◆ BRIEF
What lines in the records include the string "النص"? Return each one.

◆ RECORDS SUPPLIED
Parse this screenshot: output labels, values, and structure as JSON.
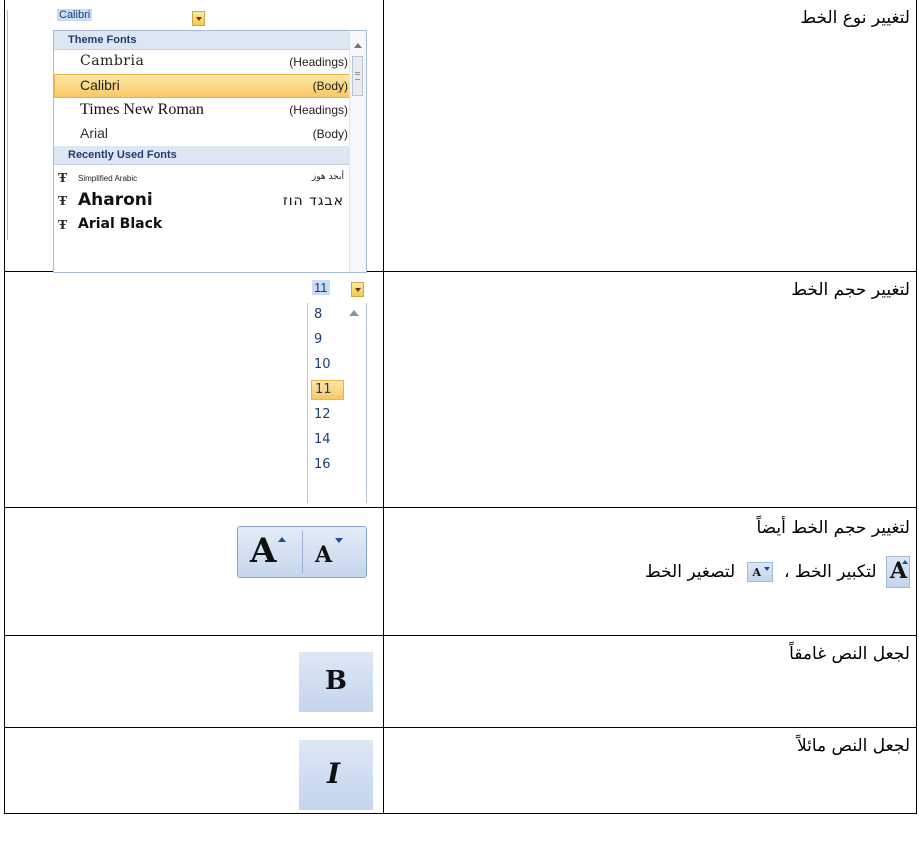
{
  "rows": [
    {
      "text": "لتغيير نوع الخط"
    },
    {
      "text": "لتغيير حجم الخط"
    },
    {
      "text_line1": "لتغيير حجم الخط أيضاً",
      "grow_text": "لتكبير الخط ،",
      "shrink_text": "لتصغير الخط"
    },
    {
      "text": "لجعل النص غامقاً"
    },
    {
      "text": "لجعل النص مائلاً"
    }
  ],
  "font_dropdown": {
    "current": "Calibri",
    "theme_header": "Theme Fonts",
    "theme_fonts": [
      {
        "name": "Cambria",
        "tag": "(Headings)"
      },
      {
        "name": "Calibri",
        "tag": "(Body)"
      },
      {
        "name": "Times New Roman",
        "tag": "(Headings)"
      },
      {
        "name": "Arial",
        "tag": "(Body)"
      }
    ],
    "recent_header": "Recently Used Fonts",
    "recent_fonts": [
      {
        "name": "Simplified Arabic",
        "sample": "أبجد هوز"
      },
      {
        "name": "Aharoni",
        "sample": "אבגד הוז"
      },
      {
        "name": "Arial Black",
        "sample": ""
      }
    ],
    "tt_glyph": "Ŧ"
  },
  "size_dropdown": {
    "current": "11",
    "options": [
      "8",
      "9",
      "10",
      "11",
      "12",
      "14",
      "16"
    ]
  },
  "grow_glyph": "A",
  "shrink_glyph": "A",
  "bold_glyph": "B",
  "italic_glyph": "I"
}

◆ ANSWER TO THE PROBLEM
      "text": "لجعل النص غامقاً"
      "text": "لجعل النص مائلاً"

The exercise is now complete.